In January, we announced a partnership with the San Francisco Citizens Initiative for Technology & Innovation, or sf.citi. Sf.citi will help us leverage the collective power of the tech sector to make government better and get our residents employed. We have already partnered with Code for America to launch the world’s first Civic Startup Accelerator, which will support entrepreneurs who launch companies to make city government more responsive, efficient and connected.
For residents and businesses, that means we will be working on ways to make our transit better, permitting faster, and, in general, just delivering government services better. We will do this by innovating our way to solutions, and the tech sector can, and is willing to, help us do that.

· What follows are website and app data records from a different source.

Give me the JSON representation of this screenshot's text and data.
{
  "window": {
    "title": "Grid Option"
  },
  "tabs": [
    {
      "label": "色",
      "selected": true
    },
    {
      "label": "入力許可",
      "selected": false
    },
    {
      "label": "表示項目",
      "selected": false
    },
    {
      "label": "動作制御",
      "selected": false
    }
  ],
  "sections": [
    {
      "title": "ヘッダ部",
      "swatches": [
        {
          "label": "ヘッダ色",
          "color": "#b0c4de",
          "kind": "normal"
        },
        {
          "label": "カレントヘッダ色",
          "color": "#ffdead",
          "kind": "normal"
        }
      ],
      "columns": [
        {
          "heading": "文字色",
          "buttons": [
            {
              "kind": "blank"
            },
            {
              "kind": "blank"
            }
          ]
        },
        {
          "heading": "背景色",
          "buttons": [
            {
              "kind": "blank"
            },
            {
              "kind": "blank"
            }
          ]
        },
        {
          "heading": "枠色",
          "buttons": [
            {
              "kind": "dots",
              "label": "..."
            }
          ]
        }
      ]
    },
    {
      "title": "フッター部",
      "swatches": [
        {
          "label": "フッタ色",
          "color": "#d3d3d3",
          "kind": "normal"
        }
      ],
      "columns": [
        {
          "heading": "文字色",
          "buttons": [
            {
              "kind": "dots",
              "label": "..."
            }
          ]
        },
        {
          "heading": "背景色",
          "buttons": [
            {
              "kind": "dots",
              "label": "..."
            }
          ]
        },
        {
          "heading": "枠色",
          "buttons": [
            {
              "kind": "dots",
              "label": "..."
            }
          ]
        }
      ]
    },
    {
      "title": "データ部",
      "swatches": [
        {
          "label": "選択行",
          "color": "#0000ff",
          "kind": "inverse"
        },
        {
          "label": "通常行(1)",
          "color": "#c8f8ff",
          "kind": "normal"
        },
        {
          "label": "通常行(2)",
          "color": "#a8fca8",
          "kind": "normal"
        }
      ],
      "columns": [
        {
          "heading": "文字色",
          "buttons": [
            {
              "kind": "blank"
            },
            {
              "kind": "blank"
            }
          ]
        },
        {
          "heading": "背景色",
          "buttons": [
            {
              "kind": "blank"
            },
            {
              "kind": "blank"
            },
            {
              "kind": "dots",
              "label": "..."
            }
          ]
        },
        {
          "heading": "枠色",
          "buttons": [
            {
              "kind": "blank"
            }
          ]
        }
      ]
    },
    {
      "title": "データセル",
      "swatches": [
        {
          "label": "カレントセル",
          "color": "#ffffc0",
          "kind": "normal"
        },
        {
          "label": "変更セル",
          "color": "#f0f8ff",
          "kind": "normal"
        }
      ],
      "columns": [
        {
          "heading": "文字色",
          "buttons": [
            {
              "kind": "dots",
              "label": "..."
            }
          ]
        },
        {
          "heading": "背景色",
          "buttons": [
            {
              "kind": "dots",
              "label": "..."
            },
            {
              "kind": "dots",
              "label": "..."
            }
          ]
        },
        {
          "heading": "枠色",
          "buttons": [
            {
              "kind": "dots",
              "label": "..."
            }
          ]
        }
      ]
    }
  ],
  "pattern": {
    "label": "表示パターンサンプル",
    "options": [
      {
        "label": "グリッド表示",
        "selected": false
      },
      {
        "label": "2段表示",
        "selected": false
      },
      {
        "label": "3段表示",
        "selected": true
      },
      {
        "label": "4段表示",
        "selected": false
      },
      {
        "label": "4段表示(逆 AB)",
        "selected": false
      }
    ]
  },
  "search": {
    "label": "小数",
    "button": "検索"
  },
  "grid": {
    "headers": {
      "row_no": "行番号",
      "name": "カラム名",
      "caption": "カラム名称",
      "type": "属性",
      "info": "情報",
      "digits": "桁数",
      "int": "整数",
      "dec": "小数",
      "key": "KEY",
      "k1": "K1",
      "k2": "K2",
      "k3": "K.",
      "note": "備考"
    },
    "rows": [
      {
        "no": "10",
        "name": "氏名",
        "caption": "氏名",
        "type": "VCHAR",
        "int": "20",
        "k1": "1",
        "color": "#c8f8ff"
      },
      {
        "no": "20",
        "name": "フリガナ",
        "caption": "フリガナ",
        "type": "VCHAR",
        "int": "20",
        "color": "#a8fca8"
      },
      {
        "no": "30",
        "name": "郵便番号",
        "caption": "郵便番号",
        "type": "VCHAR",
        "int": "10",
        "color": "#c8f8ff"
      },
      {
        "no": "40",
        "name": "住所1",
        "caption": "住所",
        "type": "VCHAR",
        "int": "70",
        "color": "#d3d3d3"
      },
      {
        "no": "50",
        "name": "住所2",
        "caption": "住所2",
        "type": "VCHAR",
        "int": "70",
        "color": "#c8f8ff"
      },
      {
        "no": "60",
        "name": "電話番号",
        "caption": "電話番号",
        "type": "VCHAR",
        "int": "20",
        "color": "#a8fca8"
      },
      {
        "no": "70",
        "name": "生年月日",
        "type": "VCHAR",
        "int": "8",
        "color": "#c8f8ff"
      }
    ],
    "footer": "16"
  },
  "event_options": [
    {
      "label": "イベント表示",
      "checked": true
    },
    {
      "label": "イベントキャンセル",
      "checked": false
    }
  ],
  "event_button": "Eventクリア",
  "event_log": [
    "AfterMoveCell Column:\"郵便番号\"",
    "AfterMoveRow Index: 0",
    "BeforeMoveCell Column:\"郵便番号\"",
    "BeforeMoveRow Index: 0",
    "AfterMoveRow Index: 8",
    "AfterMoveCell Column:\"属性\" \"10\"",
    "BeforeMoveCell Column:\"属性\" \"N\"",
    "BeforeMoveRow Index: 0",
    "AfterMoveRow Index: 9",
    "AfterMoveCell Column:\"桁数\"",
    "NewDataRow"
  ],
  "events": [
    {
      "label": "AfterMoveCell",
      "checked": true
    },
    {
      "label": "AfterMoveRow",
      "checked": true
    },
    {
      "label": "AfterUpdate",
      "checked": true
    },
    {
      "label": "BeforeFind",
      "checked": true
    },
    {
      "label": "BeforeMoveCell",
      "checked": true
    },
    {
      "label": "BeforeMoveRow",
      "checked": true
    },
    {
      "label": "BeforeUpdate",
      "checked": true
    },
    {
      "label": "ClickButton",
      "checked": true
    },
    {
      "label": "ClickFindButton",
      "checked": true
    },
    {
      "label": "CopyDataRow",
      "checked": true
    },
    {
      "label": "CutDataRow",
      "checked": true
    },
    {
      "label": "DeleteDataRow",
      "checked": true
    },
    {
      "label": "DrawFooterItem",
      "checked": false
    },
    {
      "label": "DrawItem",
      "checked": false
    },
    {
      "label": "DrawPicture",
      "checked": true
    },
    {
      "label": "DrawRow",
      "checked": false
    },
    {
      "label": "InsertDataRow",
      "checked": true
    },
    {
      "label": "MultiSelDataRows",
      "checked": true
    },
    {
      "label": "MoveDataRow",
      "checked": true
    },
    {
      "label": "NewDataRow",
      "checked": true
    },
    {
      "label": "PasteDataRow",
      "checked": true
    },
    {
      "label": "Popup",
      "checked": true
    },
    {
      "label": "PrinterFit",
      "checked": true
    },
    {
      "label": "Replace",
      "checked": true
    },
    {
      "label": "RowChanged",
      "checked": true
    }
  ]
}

All of us recognize the power of innovation and new technology in changing how we communicate, interact and share information with each other. And because of that, and the value the tech sector brings to our economy, I was one of the first mayors to stand in solidarity with our tech community last month to oppose federal anti-piracy legislation that would have hindered the free flow of information — a cornerstone of our 21st-century economy. SOPA and PIPA were a direct threat to our innovation economy, and we stood together to make sure legislators went back to the drawing board to protect intellectual property against piracy while protecting thousands of jobs and our economy.
You will be hearing a lot about innovation, and it will remain at the top of my priority list. I hired the country’s first chief innovation officer, Jay Nath, who will introduce new ideas and approaches to make city government more transparent, efficient and focused on our customers — San Francisco residents, businesses and visitors. The chief innovation officer will make sure technology is a driver of change in city government and a job creator. I look forward to keeping you updated on our progress!
Ed Lee is the mayor of San Francisco. The mayor's columns will appear in The San Francisco Examiner the second and fourth Thursday of each month.